A group of governance experts have put together a proposal to strengthen the federal civil service for President-elect Biden to consider, which includes rescinding a number of directives signed by President Trump and elevating the Office of Personnel Management to a Cabinet-level agency.
Fellows at the National Academy of Public Administration working on presidential transition issues have drafted a proposed executive order entitled “Modernizing and Reinvigorating the Public Workforce and Restoring Honor in Public Service” that its eight architects said could be signed on the first day of a Biden administration.
The directive would cancel Trump’s three anti-union executive orders, an order that could convert large segments of the workforce into at-will employees, and a directive prohibiting agencies and federal contractors from conducting many forms of diversity and inclusion training. It also would reinstate the Clinton and Obama administrations’ policy establishing labor-management forums at federal agencies.
The proposal also elevates the OPM director to be a member of the president’s Cabinet and directs the federal government’s HR agency to put more of its resources toward policymaking. Jeff Neal, who led the effort and is a former chief human capital officer at the Homeland Security Department, said the idea is intended to empower the agency to focus more on solutions to human capital challenges, rather than compliance with “one-size-fits-all” rules.

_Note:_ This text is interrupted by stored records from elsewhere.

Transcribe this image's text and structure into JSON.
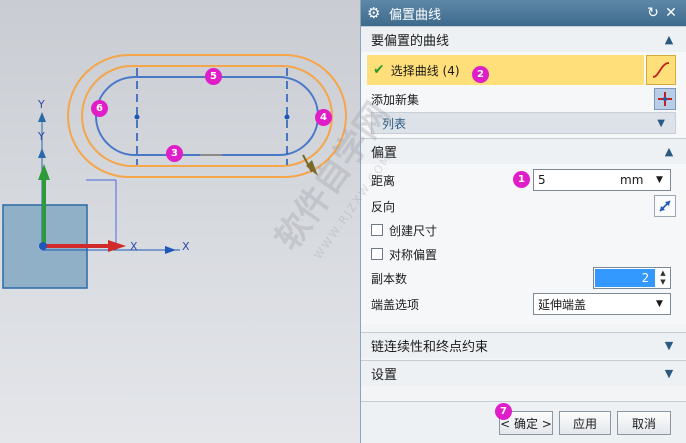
{
  "dialog": {
    "title": "偏置曲线",
    "reset_icon": "reset-icon",
    "close_icon": "close-icon"
  },
  "curves_section": {
    "title": "要偏置的曲线",
    "select_label": "选择曲线 (4)",
    "add_set_label": "添加新集",
    "list_label": "列表"
  },
  "offset_section": {
    "title": "偏置",
    "distance_label": "距离",
    "distance_value": "5",
    "distance_unit": "mm",
    "reverse_label": "反向",
    "create_dim_label": "创建尺寸",
    "symmetric_label": "对称偏置",
    "copies_label": "副本数",
    "copies_value": "2",
    "cap_label": "端盖选项",
    "cap_value": "延伸端盖"
  },
  "chain_section": {
    "title": "链连续性和终点约束"
  },
  "settings_section": {
    "title": "设置"
  },
  "footer": {
    "ok_label": "< 确定 >",
    "apply_label": "应用",
    "cancel_label": "取消"
  },
  "axes": {
    "y_label": "Y",
    "x_label": "X",
    "y2_label": "Y",
    "x2_label": "X"
  },
  "badges": [
    "1",
    "2",
    "3",
    "4",
    "5",
    "6",
    "7"
  ],
  "watermark": {
    "big": "软件自学网",
    "small": "WWW.RJZXW.COM"
  },
  "colors": {
    "accent": "#3e6a8c",
    "selection": "#ffdf7a",
    "badge": "#e01ec8",
    "curve": "#f5a54a"
  }
}
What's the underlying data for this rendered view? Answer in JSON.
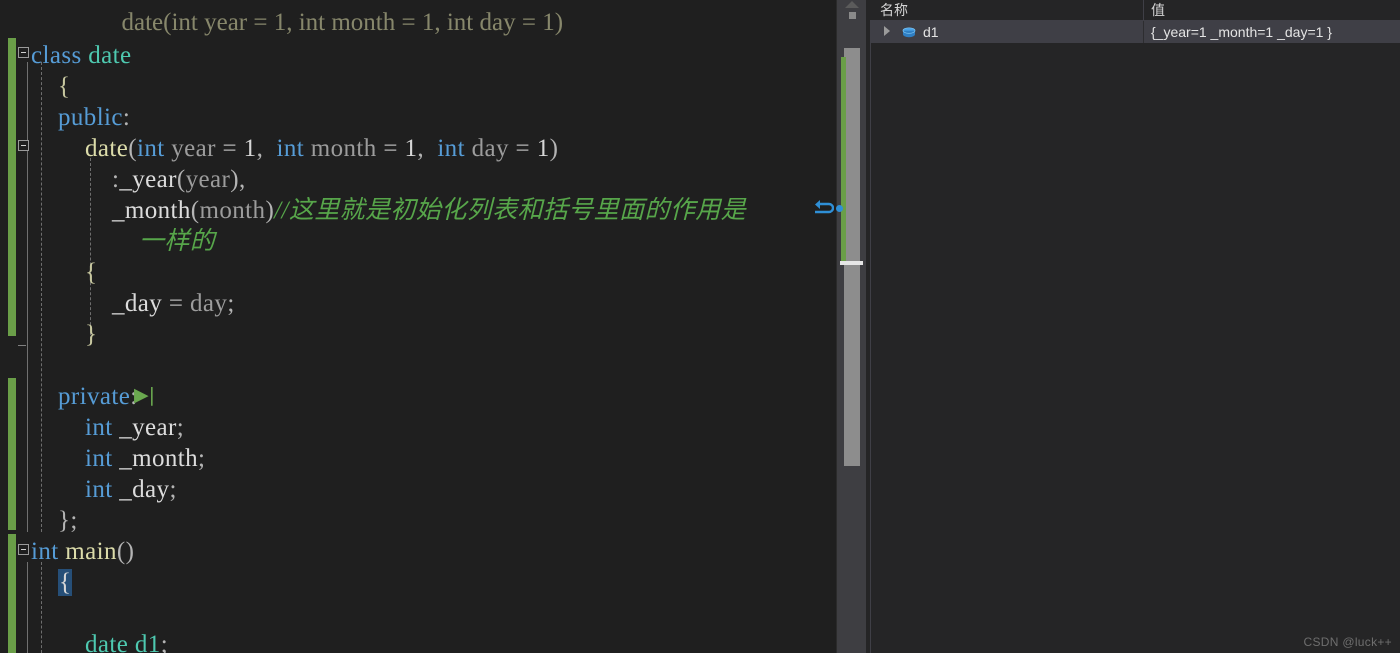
{
  "theme": {
    "editor_background": "#1f1f1f",
    "panel_background": "#252526",
    "keyword_color": "#569cd6",
    "type_color": "#4ec9b0",
    "function_color": "#dcdcaa",
    "comment_color": "#57a64a",
    "plain_color": "#dcdcdc",
    "parameter_color": "#9c9c9c",
    "selection_color": "#264f78",
    "change_bar_color": "#6a9e48",
    "row_selected_color": "#3f3f46"
  },
  "editor": {
    "language": "C++",
    "ghost_line": "date(int year = 1, int month = 1, int day = 1)",
    "lines": [
      {
        "id": "line-class-date",
        "indent": 0,
        "tokens": [
          {
            "text": "class",
            "kind": "keyword"
          },
          {
            "text": " ",
            "kind": "plain"
          },
          {
            "text": "date",
            "kind": "type"
          }
        ]
      },
      {
        "id": "line-class-open-brace",
        "indent": 1,
        "tokens": [
          {
            "text": "{",
            "kind": "brace"
          }
        ]
      },
      {
        "id": "line-public",
        "indent": 1,
        "tokens": [
          {
            "text": "public",
            "kind": "keyword"
          },
          {
            "text": ":",
            "kind": "punct"
          }
        ]
      },
      {
        "id": "line-ctor-signature",
        "indent": 2,
        "tokens": [
          {
            "text": "date",
            "kind": "function"
          },
          {
            "text": "(",
            "kind": "punct"
          },
          {
            "text": "int",
            "kind": "keyword"
          },
          {
            "text": " year ",
            "kind": "parameter"
          },
          {
            "text": "= ",
            "kind": "punct"
          },
          {
            "text": "1",
            "kind": "number"
          },
          {
            "text": ",  ",
            "kind": "punct"
          },
          {
            "text": "int",
            "kind": "keyword"
          },
          {
            "text": " month ",
            "kind": "parameter"
          },
          {
            "text": "= ",
            "kind": "punct"
          },
          {
            "text": "1",
            "kind": "number"
          },
          {
            "text": ",  ",
            "kind": "punct"
          },
          {
            "text": "int",
            "kind": "keyword"
          },
          {
            "text": " day ",
            "kind": "parameter"
          },
          {
            "text": "= ",
            "kind": "punct"
          },
          {
            "text": "1",
            "kind": "number"
          },
          {
            "text": ")",
            "kind": "punct"
          }
        ]
      },
      {
        "id": "line-init-year",
        "indent": 3,
        "tokens": [
          {
            "text": ":",
            "kind": "punct"
          },
          {
            "text": "_year",
            "kind": "plain"
          },
          {
            "text": "(",
            "kind": "punct"
          },
          {
            "text": "year",
            "kind": "parameter"
          },
          {
            "text": "),",
            "kind": "punct"
          }
        ]
      },
      {
        "id": "line-init-month-with-comment",
        "indent": 3,
        "tokens": [
          {
            "text": "_month",
            "kind": "plain"
          },
          {
            "text": "(",
            "kind": "punct"
          },
          {
            "text": "month",
            "kind": "parameter"
          },
          {
            "text": ")",
            "kind": "punct"
          },
          {
            "text": "//这里就是初始化列表和括号里面的作用是",
            "kind": "comment"
          }
        ]
      },
      {
        "id": "line-comment-wrap-continuation",
        "indent": 4,
        "tokens": [
          {
            "text": "一样的",
            "kind": "comment"
          }
        ]
      },
      {
        "id": "line-ctor-open-brace",
        "indent": 2,
        "tokens": [
          {
            "text": "{",
            "kind": "brace"
          }
        ]
      },
      {
        "id": "line-assign-day",
        "indent": 3,
        "tokens": [
          {
            "text": "_day",
            "kind": "plain"
          },
          {
            "text": " = ",
            "kind": "punct"
          },
          {
            "text": "day",
            "kind": "parameter"
          },
          {
            "text": ";",
            "kind": "punct"
          }
        ]
      },
      {
        "id": "line-ctor-close-brace",
        "indent": 2,
        "tokens": [
          {
            "text": "}",
            "kind": "brace"
          }
        ]
      },
      {
        "id": "line-blank-1",
        "indent": 0,
        "tokens": []
      },
      {
        "id": "line-private",
        "indent": 1,
        "tokens": [
          {
            "text": "private",
            "kind": "keyword"
          },
          {
            "text": ":",
            "kind": "punct"
          }
        ]
      },
      {
        "id": "line-member-year",
        "indent": 2,
        "tokens": [
          {
            "text": "int",
            "kind": "keyword"
          },
          {
            "text": " ",
            "kind": "plain"
          },
          {
            "text": "_year",
            "kind": "plain"
          },
          {
            "text": ";",
            "kind": "punct"
          }
        ]
      },
      {
        "id": "line-member-month",
        "indent": 2,
        "tokens": [
          {
            "text": "int",
            "kind": "keyword"
          },
          {
            "text": " ",
            "kind": "plain"
          },
          {
            "text": "_month",
            "kind": "plain"
          },
          {
            "text": ";",
            "kind": "punct"
          }
        ]
      },
      {
        "id": "line-member-day",
        "indent": 2,
        "tokens": [
          {
            "text": "int",
            "kind": "keyword"
          },
          {
            "text": " ",
            "kind": "plain"
          },
          {
            "text": "_day",
            "kind": "plain"
          },
          {
            "text": ";",
            "kind": "punct"
          }
        ]
      },
      {
        "id": "line-class-close",
        "indent": 1,
        "tokens": [
          {
            "text": "};",
            "kind": "punct"
          }
        ]
      },
      {
        "id": "line-main-signature",
        "indent": 0,
        "tokens": [
          {
            "text": "int",
            "kind": "keyword"
          },
          {
            "text": " ",
            "kind": "plain"
          },
          {
            "text": "main",
            "kind": "function"
          },
          {
            "text": "()",
            "kind": "punct"
          }
        ]
      },
      {
        "id": "line-main-open-brace",
        "indent": 1,
        "tokens": [
          {
            "text": "{",
            "kind": "selected-brace"
          }
        ]
      },
      {
        "id": "line-blank-2",
        "indent": 0,
        "tokens": []
      },
      {
        "id": "line-declare-d1",
        "indent": 2,
        "tokens": [
          {
            "text": "date",
            "kind": "type"
          },
          {
            "text": " ",
            "kind": "plain"
          },
          {
            "text": "d1",
            "kind": "type"
          },
          {
            "text": ";",
            "kind": "punct"
          }
        ]
      }
    ],
    "wrap_arrow_glyph": "↵",
    "step_glyph": "▶|",
    "collapse_glyph": "⊟"
  },
  "scrollbar": {
    "up_arrow": "scroll-up-arrow",
    "bookmark_marker": "bookmark-marker",
    "caret_marker": "caret-position-marker",
    "change_marker": "unsaved-changes-marker",
    "breakpoint_marker": "breakpoint-marker"
  },
  "watch_panel": {
    "columns": [
      {
        "id": "name",
        "label": "名称"
      },
      {
        "id": "value",
        "label": "值"
      }
    ],
    "rows": [
      {
        "expander": "▶",
        "icon": "object-variable-icon",
        "name": "d1",
        "value": "{_year=1 _month=1 _day=1 }",
        "selected": true
      }
    ]
  },
  "watermark": {
    "text": "CSDN @luck++"
  }
}
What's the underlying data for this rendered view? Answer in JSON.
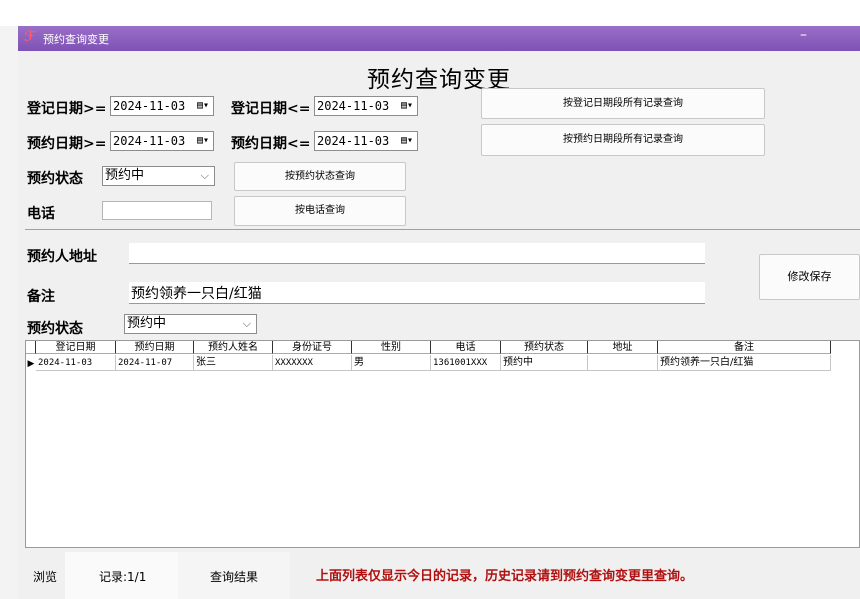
{
  "window": {
    "title": "预约查询变更",
    "minimize": "–"
  },
  "form_title": "预约查询变更",
  "filters": {
    "reg_date_from_label": "登记日期>=",
    "reg_date_from": "2024-11-03",
    "reg_date_to_label": "登记日期<=",
    "reg_date_to": "2024-11-03",
    "appt_date_from_label": "预约日期>=",
    "appt_date_from": "2024-11-03",
    "appt_date_to_label": "预约日期<=",
    "appt_date_to": "2024-11-03",
    "status_label": "预约状态",
    "status_value": "预约中",
    "phone_label": "电话",
    "phone_value": ""
  },
  "buttons": {
    "by_reg_date": "按登记日期段所有记录查询",
    "by_appt_date": "按预约日期段所有记录查询",
    "by_status": "按预约状态查询",
    "by_phone": "按电话查询",
    "save": "修改保存"
  },
  "detail": {
    "address_label": "预约人地址",
    "address_value": "",
    "note_label": "备注",
    "note_value": "预约领养一只白/红猫",
    "status_label": "预约状态",
    "status_value": "预约中"
  },
  "table": {
    "columns": [
      "登记日期",
      "预约日期",
      "预约人姓名",
      "身份证号",
      "性别",
      "电话",
      "预约状态",
      "地址",
      "备注"
    ],
    "rows": [
      [
        "2024-11-03",
        "2024-11-07",
        "张三",
        "XXXXXXX",
        "男",
        "1361001XXX",
        "预约中",
        "",
        "预约领养一只白/红猫"
      ]
    ]
  },
  "statusbar": {
    "browse": "浏览",
    "records": "记录:1/1",
    "results": "查询结果",
    "notice": "上面列表仅显示今日的记录，历史记录请到预约查询变更里查询。"
  },
  "colors": {
    "titlebar": "#7d52b5",
    "notice": "#b01010"
  }
}
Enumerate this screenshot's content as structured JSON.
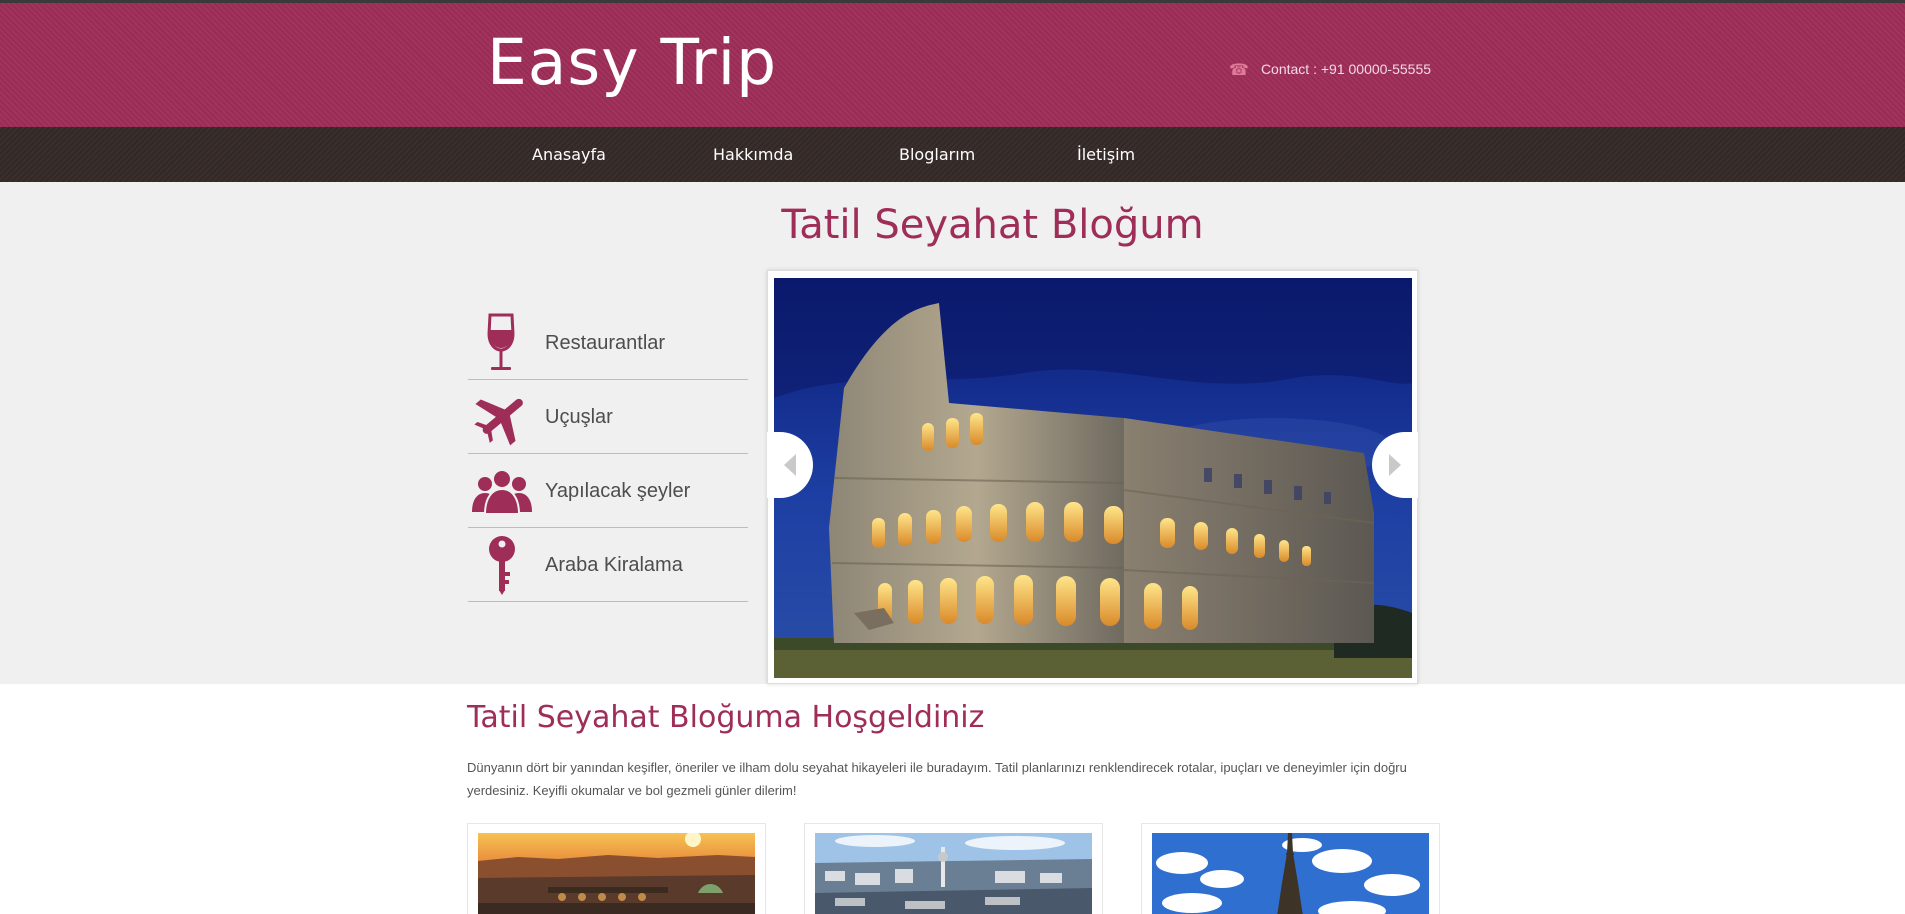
{
  "site": {
    "logo": "Easy Trip"
  },
  "contact": {
    "icon": "phone-icon",
    "text": "Contact : +91 00000-55555"
  },
  "nav": {
    "items": [
      {
        "label": "Anasayfa"
      },
      {
        "label": "Hakkımda"
      },
      {
        "label": "Bloglarım"
      },
      {
        "label": "İletişim"
      }
    ]
  },
  "hero": {
    "title": "Tatil Seyahat Bloğum",
    "services": [
      {
        "label": "Restaurantlar",
        "icon": "wine-glass-icon"
      },
      {
        "label": "Uçuşlar",
        "icon": "airplane-icon"
      },
      {
        "label": "Yapılacak şeyler",
        "icon": "people-icon"
      },
      {
        "label": "Araba Kiralama",
        "icon": "key-icon"
      }
    ],
    "slider": {
      "image": "colosseum-photo",
      "prev_icon": "arrow-left-icon",
      "next_icon": "arrow-right-icon"
    }
  },
  "welcome": {
    "title": "Tatil Seyahat Bloğuma Hoşgeldiniz",
    "text": "Dünyanın dört bir yanından keşifler, öneriler ve ilham dolu seyahat hikayeleri ile buradayım. Tatil planlarınızı renklendirecek rotalar, ipuçları ve deneyimler için doğru yerdesiniz. Keyifli okumalar ve bol gezmeli günler dilerim!"
  },
  "cards": [
    {
      "image": "prague-sunset-photo"
    },
    {
      "image": "berlin-cityscape-photo"
    },
    {
      "image": "eiffel-tower-photo"
    }
  ],
  "colors": {
    "brand": "#9e2d57",
    "nav_bg": "#352a28",
    "hero_bg": "#f0f0f0",
    "text": "#555555"
  }
}
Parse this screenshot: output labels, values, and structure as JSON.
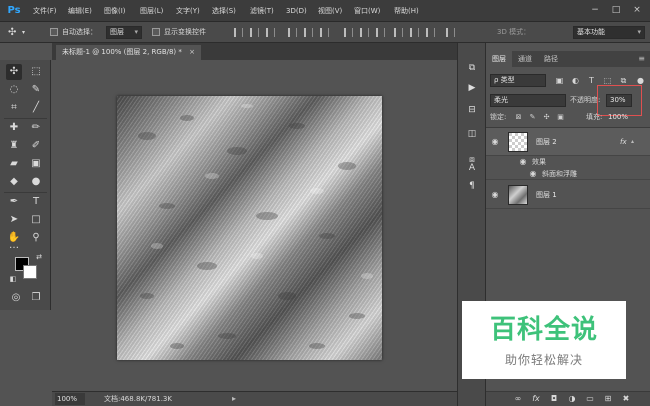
{
  "app": {
    "logo_text": "Ps"
  },
  "menu": {
    "items": [
      "文件(F)",
      "编辑(E)",
      "图像(I)",
      "图层(L)",
      "文字(Y)",
      "选择(S)",
      "滤镜(T)",
      "3D(D)",
      "视图(V)",
      "窗口(W)",
      "帮助(H)"
    ]
  },
  "window_controls": {
    "minimize": "−",
    "restore": "□",
    "close": "×"
  },
  "options_bar": {
    "auto_select_label": "自动选择：",
    "auto_select_value": "图层",
    "show_transform_label": "显示变换控件",
    "mode_3d_label": "3D 模式：",
    "workspace_value": "基本功能"
  },
  "document": {
    "tab_title": "未标题-1 @ 100% (图层 2, RGB/8) *",
    "close_glyph": "×"
  },
  "status": {
    "zoom": "100%",
    "doc_info": "文档:468.8K/781.3K",
    "arrow": "▸"
  },
  "layers_panel": {
    "tabs": [
      "图层",
      "通道",
      "路径"
    ],
    "menu_glyph": "≡",
    "filter_kind": "ρ 类型",
    "blend_mode": "柔光",
    "opacity_label": "不透明度:",
    "opacity_value": "30%",
    "lock_label": "锁定:",
    "fill_label": "填充:",
    "fill_value": "100%",
    "layers": [
      {
        "name": "图层 2",
        "fx": "fx",
        "thumb": "checker",
        "selected": true
      },
      {
        "name": "图层 1",
        "thumb": "metal",
        "selected": false
      }
    ],
    "effects_header": "效果",
    "effect_item": "斜面和浮雕"
  },
  "watermark": {
    "title": "百科全说",
    "subtitle": "助你轻松解决",
    "color": "#3ec27a"
  },
  "icons": {
    "move": "move-icon",
    "marquee": "marquee-icon",
    "lasso": "lasso-icon",
    "quick_select": "quick-select-icon",
    "crop": "crop-icon",
    "eyedropper": "eyedropper-icon",
    "healing": "healing-brush-icon",
    "brush": "brush-icon",
    "stamp": "clone-stamp-icon",
    "history_brush": "history-brush-icon",
    "eraser": "eraser-icon",
    "gradient": "gradient-icon",
    "blur": "blur-icon",
    "dodge": "dodge-icon",
    "pen": "pen-icon",
    "type": "type-icon",
    "path_select": "path-selection-icon",
    "shape": "rectangle-shape-icon",
    "hand": "hand-icon",
    "zoom": "zoom-icon"
  }
}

“OPM needs to be focused on helping agencies get results, not on rote compliance,” Neal said. “OPM has gotten to the point over the years where they define ‘merit’ as complying with their rules, rather than the merit system principles themselves. So in some cases, what you end up with are processes and procedures that in fact inhibit merit and push people toward compliance with arbitrary rules.”
The order also calls for a large-scale revamp of the federal hiring and compensation system. By the end of 2021, the OPM director would be required to reduce the number of job classifications in the General Schedule by at least 50%. The proposal would expand the use of recruitment, relocation and retention payments, as well as streamlined hiring authorities throughout the government.
Neal stressed that the order would not throw out all of the Trump administration’s work on federal personnel policy. Another provision would instruct the OPM director to eliminate current applicant questionnaires “that are not valid assessment instruments” and develop “modern assessment processes” to more easily and quickly find high-quality job candidates, a proposal that mirrors multiple successful pilot programs undertaken during Trump’s tenure to improve the hiring process.
“Not everything the Trump administration has done on civil service issues has been bad, and this is one example where they’ve done some good work,” Neal said. “[Chief human capital officers] have been saying for years that they need better assessments, but they haven’t necessarily been implementing them . . . These questionnaires just don’t work. They should produce some predictor that job candidates will be able to do the work, but they don’t work and they’re so easily gamed that sometimes they screen out the good candidates and screen in those willing to lie about everything.”
It remains to be seen whether the Biden administration will take this approach as it attempts to rebuild a federal bureaucracy that has been decimated by a Trump administration. But at a briefing with reporters Friday, Biden transition adviser Jen Psaki indicated the president-elect would send a signal that he intends to value federal employees’ public service.
“As a principle, rebuilding the institutions of government that have been hollowed by this administration, finding ways to engage with the civil servants, the career officials who are frankly the heart and soul of government . . . those agencies wouldn’t function without the thousands of people who have served for decades, is a priority for President-elect Biden and Vice President-elect Harris,” Psaki said.